Help Your Child Obtain His Immigrant Visa Even After Turning 21 Years Old (Aging Out)
In an earlier blogpost, we discussed the different ways the Child Status Protection Act (CSPA) could help a child who turned 21 prior to receiving their permanent residency.
Here, we will be discussing a specific case where CSPA allowed one of our clients to pursue an Immigrant Visa even after she turned 21.
As we discussed previously, where a Lawful Permanent Resident parent files a petition for a child, CSPA will allow the time the visa petition was pending to be subtracted from the beneficiary’s biological age at the time of visa availability. Therefore, the applicant is not penalized for the time in which USCIS did not adjudicate the petition.
- The Child must be the beneficiary of a pending or approved visa petition on or after August 6, 2002.
- The child must not have had a final decision on an application for adjustment of status or an immigrant visa before August 6, 2002.
- The child must “seek to acquire” permanent residence within 1 year of a visa becoming available.
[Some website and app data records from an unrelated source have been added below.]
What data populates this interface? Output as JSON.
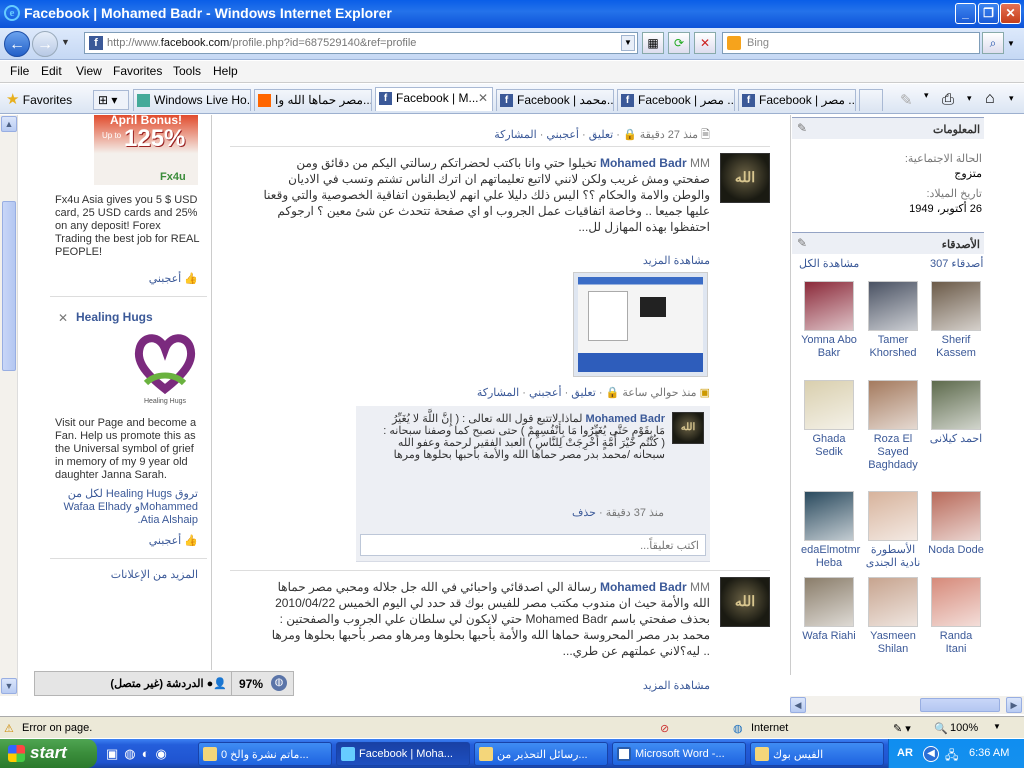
{
  "window": {
    "title": "Facebook | Mohamed Badr - Windows Internet Explorer"
  },
  "address": {
    "url_prefix": "http://www.",
    "url_domain": "facebook.com",
    "url_rest": "/profile.php?id=687529140&ref=profile",
    "search_placeholder": "Bing"
  },
  "menu": [
    "File",
    "Edit",
    "View",
    "Favorites",
    "Tools",
    "Help"
  ],
  "favorites_label": "Favorites",
  "tabs": [
    "Windows Live Ho...",
    "مصر حماها الله وا...",
    "Facebook | M...",
    "Facebook | محمد...",
    "Facebook | مصر ...",
    "Facebook | مصر ..."
  ],
  "ads": {
    "fx_badge_top": "April Bonus!",
    "fx_upto": "Up to",
    "fx_percent": "125%",
    "fx_brand": "Fx4u",
    "fx_text": "Fx4u Asia gives you 5 $ USD card, 25 USD cards and 25% on any deposit! Forex Trading the best job for REAL PEOPLE!",
    "like1": "أعجبني",
    "hh_title": "Healing Hugs",
    "hh_logo_text": "Healing Hugs",
    "hh_text": "Visit our Page and become a Fan. Help us promote this as the Universal symbol of grief in memory of my 9 year old daughter Janna Sarah.",
    "hh_social": "تروق Healing Hugs لكل من Mohammedو Wafaa Elhady Atia Alshaip.",
    "like2": "أعجبني",
    "more_ads": "المزيد من الإعلانات"
  },
  "feed": {
    "top_meta": {
      "time": "منذ 27 دقيقة",
      "comment": "تعليق",
      "like": "أعجبني",
      "share": "المشاركة"
    },
    "post1": {
      "author": "Mohamed Badr",
      "tag": "MM",
      "avatar_text": "الله",
      "text": "تخيلوا حتي وانا باكتب لحضراتكم رسالتي اليكم من دقائق ومن صفحتي ومش غريب ولكن لانني لااتبع تعليماتهم ان اترك الناس تشتم وتسب في الاديان والوطن والامة والحكام ؟؟ اليس ذلك دليلا علي انهم لايطبقون اتفاقية الخصوصية والتي وقعنا عليها جميعا .. وخاصة اتفاقيات عمل الجروب او اي صفحة تتحدث عن شئ معين ؟ ارجوكم احتفظوا بهذه المهازل لل...",
      "see_more": "مشاهدة المزيد",
      "meta": {
        "time": "منذ حوالي ساعة",
        "comment": "تعليق",
        "like": "أعجبني",
        "share": "المشاركة"
      },
      "comment": {
        "author": "Mohamed Badr",
        "text": "لماذا لاتتبع قول الله تعالى : ( إِنَّ اللَّهَ لا يُغَيِّرُ مَا بِقَوْمٍ حَتَّى يُغَيِّرُوا مَا بِأَنْفُسِهِمْ ) حتى نصبح كما وصفنا سبحانه :( كُنْتُم خَيْرَ أُمَّةٍ أُخْرِجَتْ لِلنَّاسِ ) العبد الفقير لرحمة وعفو الله سبحانه /محمد بدر مصر حماها الله والأمة بأحبها بحلوها ومرها",
        "time": "منذ 37 دقيقة",
        "delete": "حذف"
      },
      "comment_placeholder": "اكتب تعليقاً..."
    },
    "post2": {
      "author": "Mohamed Badr",
      "tag": "MM",
      "avatar_text": "الله",
      "text": "رسالة الي اصدقائي واحبائي في الله جل جلاله ومحبي مصر حماها الله والأمة حيث ان مندوب مكتب مصر للفيس بوك قد حدد لي اليوم الخميس 2010/04/22 بحذف صفحتي باسم Mohamed Badr حتي لايكون لي سلطان علي الجروب والصفحتين : محمد بدر مصر المحروسة حماها الله والأمة بأحبها بحلوها ومرهاو مصر بأحبها بحلوها ومرها .. ليه؟لاني عملتهم عن طري...",
      "see_more": "مشاهدة المزيد"
    }
  },
  "info": {
    "heading": "المعلومات",
    "status_label": "الحالة الاجتماعية:",
    "status_value": "متزوج",
    "dob_label": "تاريخ الميلاد:",
    "dob_value": "26 أكتوبر، 1949"
  },
  "friends": {
    "heading": "الأصدقاء",
    "count": "307 أصدقاء",
    "view_all": "مشاهدة الكل",
    "list": [
      {
        "name": "Sherif Kassem",
        "color": "#6b5a48"
      },
      {
        "name": "Tamer Khorshed",
        "color": "#4a5263"
      },
      {
        "name": "Yomna Abo Bakr",
        "color": "#8b2a3a"
      },
      {
        "name": "احمد كيلانى",
        "color": "#5d6a4c"
      },
      {
        "name": "Roza El Sayed Baghdady",
        "color": "#a47a5e"
      },
      {
        "name": "Ghada Sedik",
        "color": "#d9cfae"
      },
      {
        "name": "Noda Dode",
        "color": "#b86a5a"
      },
      {
        "name": "الأسطورة نادية الجندى",
        "color": "#d7b39c"
      },
      {
        "name": "edaElmotmr Heba",
        "color": "#2a4a5e"
      },
      {
        "name": "Randa Itani",
        "color": "#d68a7a"
      },
      {
        "name": "Yasmeen Shilan",
        "color": "#c7a48f"
      },
      {
        "name": "Wafa Riahi",
        "color": "#8a7d6a"
      }
    ]
  },
  "chat": {
    "label": "الدردشة (غير متصل)",
    "zoom": "97%"
  },
  "status": {
    "error": "Error on page.",
    "zone": "Internet",
    "zoom": "100%"
  },
  "taskbar": {
    "start": "start",
    "tasks": [
      "ماتم نشرة والخ 0...",
      "Facebook | Moha...",
      "رسائل التحذير من...",
      "Microsoft Word -...",
      "الفيس بوك"
    ],
    "lang": "AR",
    "clock": "6:36 AM"
  },
  "colors": {
    "fb_blue": "#3b5998",
    "xp_blue": "#245edb",
    "start_green": "#3a8d3b"
  }
}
USCIS interprets “seek to acquire” as having a Form I-824, Application for Action on an Approved Application or Petition, filed on the child’s behalf or the filing of a Form I-485, Application to Register Permanent Residence or Adjust Status, or submit Form DS-260, Application for Immigrant Visa and Alien Registration from the Department of State.
- **The date of visa availability means the first day of the first month a visa in the appropriate category was listed as available in the Department of State’s visa bulletin or the date the visa petition was approved, whichever is later.
Under CSPA a child is determined to not have “aged out” if his age is determined to be under 21 years old when applying the following formula:
Age of Child at The Time an Immigrant Visa Number Become Available MINUS Time The I-130 Petition Was Pending EQUALS The Child’s Age for Immigration Benefits
An Example of CSPA
Our client, who we will call Sandy, has an approved I-130 petition filed by her legal permanent resident father on November 21, 2015 (Sandy’s priority date).
An Immigrant Visa became available for Sandy on October 1, 2016. This is the first day of the month the Department of State Visa bulletin indicates a visa number is available for her F2A preference category. The Visa Bulletin authorized numbers from all chargeability with a priority date earlier than November 22, 2015.
On October 1, 2016, Sandy was 21 years and 1 month. The original I-130 was received on November 21, 2015 and was approved on March 25, 2016.
Per the Child Status Protection Act, we can subtract the four months the I-130 was pending from her age. Consequently, Sandy was 20 years and 9 months at the time the Immigrant Visa became available and thus, she is protected under CSPA as long as she files for legal permanent residency within one year of the Immigrant Visa becoming available.
By taking advantage of CSPA, Sandy will avoid changing categories from an F2A (child) to an F2B (unmarried child over 21). This makes a significant difference because by changing categories to an F2B, Sandy would be forced to wait an additional six years for an Immigrant Visa to become available.
Like Sandy, many other children awaiting an Immigrant Visa can benefit from CSPA.
The National Visa Center does not automatically apply CSPA to your child’s case
It is important to invoke this benefit in a timely manner to avoid delays that can keep your child from benefiting.
If your child has a pending petition and he is close to aging out or has recently aged out, schedule a consultation with us. We can evaluate your child’s case. Call now (916) 613-3553.